Strange doings at a country home in Provence.
Examining magistrate Antoine Verlaque (The Curse of La Fontaine, 2017, etc.) and his bride, Marine Bonnet, have a new neighbor. Goncourt prizewinner Valère Barbier has moved into La Bastide Blanche, a formidable home in Puyloubier just outside Aix—and coincidentally, adjacent to the vineyard owned by Hélène, wife of Bruno Paulik, Verlaque’s commissaire. The Pauliks soon befriend the writer, who’s entranced by their talented young daughter, Léa. They invite him to a lovely meal of grilled lamb chops and sausages, accompanied of course by some of Hélène’s fine wine, and Barbier reciprocates to the best of his ability given that his electricity isn’t yet turned on and his kitchen is at the mercy of his flighty housekeeper, Sandrine Matton. Soon he’s smoking at Antoine’s cigar club and chatting cozily with Marine. But Valère’s welcome by his Aixoise neighbors is spoiled by the arrival of his Parisian friends. Fellow writer and childhood frenemy Michèle Baudouin shows up, shouting at her Japanese publisher over her cellphone. Michèle’s lazy lout of a son arrives, then promptly disappears. Even more unnerving, voices call out to Valère in his sleep. Unseen hands shake his shoulder. The locals, long convinced that the bastide is haunted, are unsurprised. But Antoine, suspecting that Barbier’s troubles may be connected to the death of his wife years ago in a boating accident, resolves to reopen the long-cold case. Longworth’s latest, told in part as a memoir and in part as a straightforward mystery, gains nothing by its fragmentation.

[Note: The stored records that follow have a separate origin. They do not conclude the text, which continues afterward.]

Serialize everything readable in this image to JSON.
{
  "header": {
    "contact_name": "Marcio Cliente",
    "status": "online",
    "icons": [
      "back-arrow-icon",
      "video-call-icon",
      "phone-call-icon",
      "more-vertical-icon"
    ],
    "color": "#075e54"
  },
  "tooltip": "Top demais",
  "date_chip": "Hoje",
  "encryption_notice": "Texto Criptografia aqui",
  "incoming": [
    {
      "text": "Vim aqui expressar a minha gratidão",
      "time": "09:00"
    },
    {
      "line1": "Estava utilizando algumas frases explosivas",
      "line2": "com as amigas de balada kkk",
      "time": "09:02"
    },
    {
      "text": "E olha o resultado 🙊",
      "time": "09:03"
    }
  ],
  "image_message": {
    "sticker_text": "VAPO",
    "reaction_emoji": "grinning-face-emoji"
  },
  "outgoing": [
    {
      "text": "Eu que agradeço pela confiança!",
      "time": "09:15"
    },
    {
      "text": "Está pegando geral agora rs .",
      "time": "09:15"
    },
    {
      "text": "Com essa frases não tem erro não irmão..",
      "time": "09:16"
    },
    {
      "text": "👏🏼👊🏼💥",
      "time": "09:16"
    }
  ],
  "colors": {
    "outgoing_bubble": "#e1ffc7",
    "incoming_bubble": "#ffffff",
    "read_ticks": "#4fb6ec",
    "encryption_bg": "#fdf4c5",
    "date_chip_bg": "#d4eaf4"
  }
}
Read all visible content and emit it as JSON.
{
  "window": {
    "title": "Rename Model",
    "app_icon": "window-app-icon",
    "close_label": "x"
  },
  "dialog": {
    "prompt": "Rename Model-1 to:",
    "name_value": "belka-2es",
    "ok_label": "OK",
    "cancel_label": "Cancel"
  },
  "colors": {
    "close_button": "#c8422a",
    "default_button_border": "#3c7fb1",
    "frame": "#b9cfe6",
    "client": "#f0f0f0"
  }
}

As usual, the strength of Longworth's tale is its depiction of the good life in Provence, with the detection providing an excuse for some splendid meals.